In case you were worried about your little girl building imaginary worlds out of primary-colored Lego sets, fear not. After five years of focusing on the boys’ market think along the lines of Star Wars-, Indiana Jones– and Harry Potter-themed sets the company has created a new line of products especially for girls called Lego Friends. And trust me when I say the products are as ‘girly’ as can be in every stereotypical sense of the word.
For starters, there are characters like Emma the beautician and Stephanie the social butterfly (hey, girls, need to dream big here!). And they’re dressed in outfits like pink shirts adorned with red hearts and little denim miniskirts.
Following some intensive research, Lego found that girls wanted “more beauty, realistic details, accessories and interior building and role playing opportunities.” So the new line, slated for release in the new year, features larger dolls that come with their own back story (kind of like American Girl dolls) and lots of accessories like purses and shoes. The girl figures are also taller and curvier than the traditional boxy ones.

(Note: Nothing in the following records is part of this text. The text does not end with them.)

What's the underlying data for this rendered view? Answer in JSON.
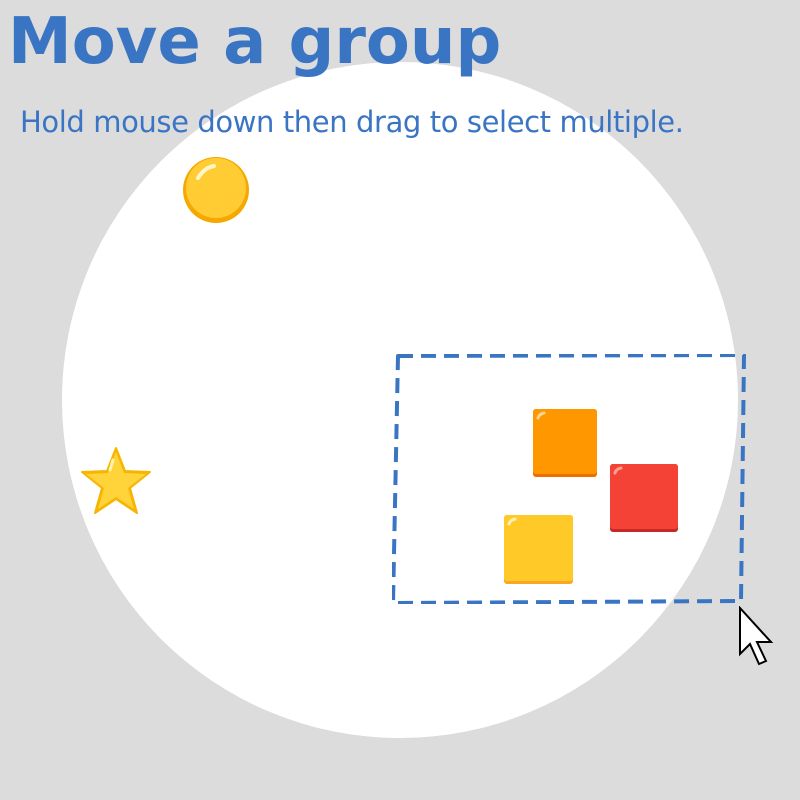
{
  "header": {
    "title": "Move a group",
    "subtitle": "Hold mouse down then drag to select multiple."
  },
  "colors": {
    "background": "#dcdcdc",
    "play_area": "#ffffff",
    "accent_text": "#3a75c4",
    "selection_border": "#3a75c4",
    "circle": "#ffcc33",
    "star": "#ffd43b",
    "square_orange": "#ff9800",
    "square_red": "#f44336",
    "square_yellow": "#ffca28"
  },
  "pieces": [
    {
      "name": "circle",
      "icon": "yellow-circle-icon",
      "selected": false
    },
    {
      "name": "star",
      "icon": "star-icon",
      "selected": false
    },
    {
      "name": "orange-square",
      "icon": "orange-square-icon",
      "selected": true
    },
    {
      "name": "red-square",
      "icon": "red-square-icon",
      "selected": true
    },
    {
      "name": "yellow-square",
      "icon": "yellow-square-icon",
      "selected": true
    }
  ],
  "selection": {
    "active": true,
    "style": "dashed"
  },
  "cursor": {
    "icon": "arrow-pointer-icon"
  }
}
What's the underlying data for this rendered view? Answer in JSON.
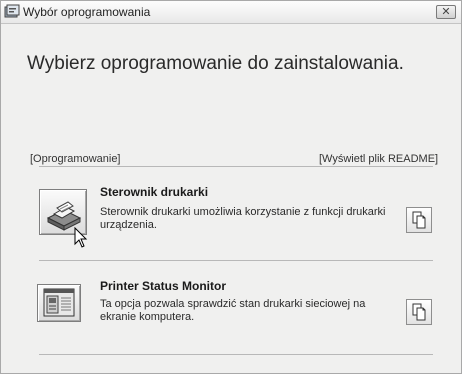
{
  "window": {
    "title": "Wybór oprogramowania",
    "close_glyph": "✕"
  },
  "heading": "Wybierz oprogramowanie do zainstalowania.",
  "section": {
    "left_label": "[Oprogramowanie]",
    "right_label": "[Wyświetl plik README]"
  },
  "items": [
    {
      "title": "Sterownik drukarki",
      "description": "Sterownik drukarki umożliwia korzystanie z funkcji drukarki urządzenia.",
      "icon": "printer-icon",
      "readme_icon": "document-icon"
    },
    {
      "title": "Printer Status Monitor",
      "description": "Ta opcja pozwala sprawdzić stan drukarki sieciowej na ekranie komputera.",
      "icon": "status-monitor-icon",
      "readme_icon": "document-icon"
    }
  ],
  "colors": {
    "window_bg": "#f0f0ef",
    "rule": "#b8b8b8",
    "text": "#2a2a2a"
  }
}
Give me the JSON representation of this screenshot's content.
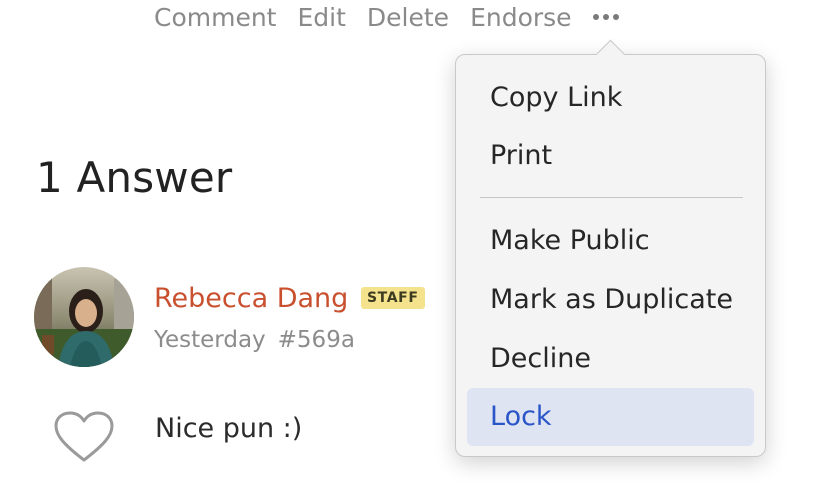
{
  "actions": {
    "comment": "Comment",
    "edit": "Edit",
    "delete": "Delete",
    "endorse": "Endorse"
  },
  "answers": {
    "heading": "1 Answer"
  },
  "answer": {
    "author": "Rebecca Dang",
    "badge": "STAFF",
    "time": "Yesterday",
    "id": "#569a",
    "text": "Nice pun :)",
    "next_line": "... - : : - -, - - - - -"
  },
  "menu": {
    "items": [
      {
        "label": "Copy Link"
      },
      {
        "label": "Print"
      },
      {
        "label": "Make Public"
      },
      {
        "label": "Mark as Duplicate"
      },
      {
        "label": "Decline"
      },
      {
        "label": "Lock",
        "highlighted": true
      }
    ]
  },
  "colors": {
    "author": "#c9502f",
    "badge_bg": "#f4e38c",
    "highlight_bg": "#dfe4f3",
    "highlight_text": "#2a55c7",
    "muted_text": "#8a8a8a"
  },
  "icons": {
    "more": "ellipsis-icon",
    "like": "heart-icon"
  }
}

I’m the mother of two boys and I won’t lie: they gravitate towards Lego Ninjago and anything, really, that contains “bad guys” and weapons. But I spoke with a bunch of mothers of girls including a few on Mommyish staff and they told me unanimously that their girls love playing with “boys'” Lego and they were equally as baffled that the company would be infiltrating the girls’ market. Like most people, they never realized that Lego was skewed towards boys in the first place.
The Lego that we grew up with in the 70s and 80s consisted of red, blue, green, yellow, black and white bricks used for building houses and towers (check out this ‘vintage’ ad found on peggyorenstein.com). If I recall correctly, they came with male and female figures and, well, my brother, sister and I could care less which ones we ended up with (my sis and I also failed to noticed that the bricks weren’t pink as if we cared!).
What’s ironic, of course, is that those decades were rife with gender stereotypes and yet Lego managed to create a product that appealed to both sexes. Now, as we approach 2012, parents and corporations alike are trying to break down those gender stereotypes. Except Lego’s not. The company seems to be working in reverse order here.
The truth is, Lego put lots of time and money into researching what girls want. And I believe them when they say girls “desire” this type of product (i.e., accessories, pastel colors, and so on). But I guess I just expected more from a company that I always considered to be such a trailblazer.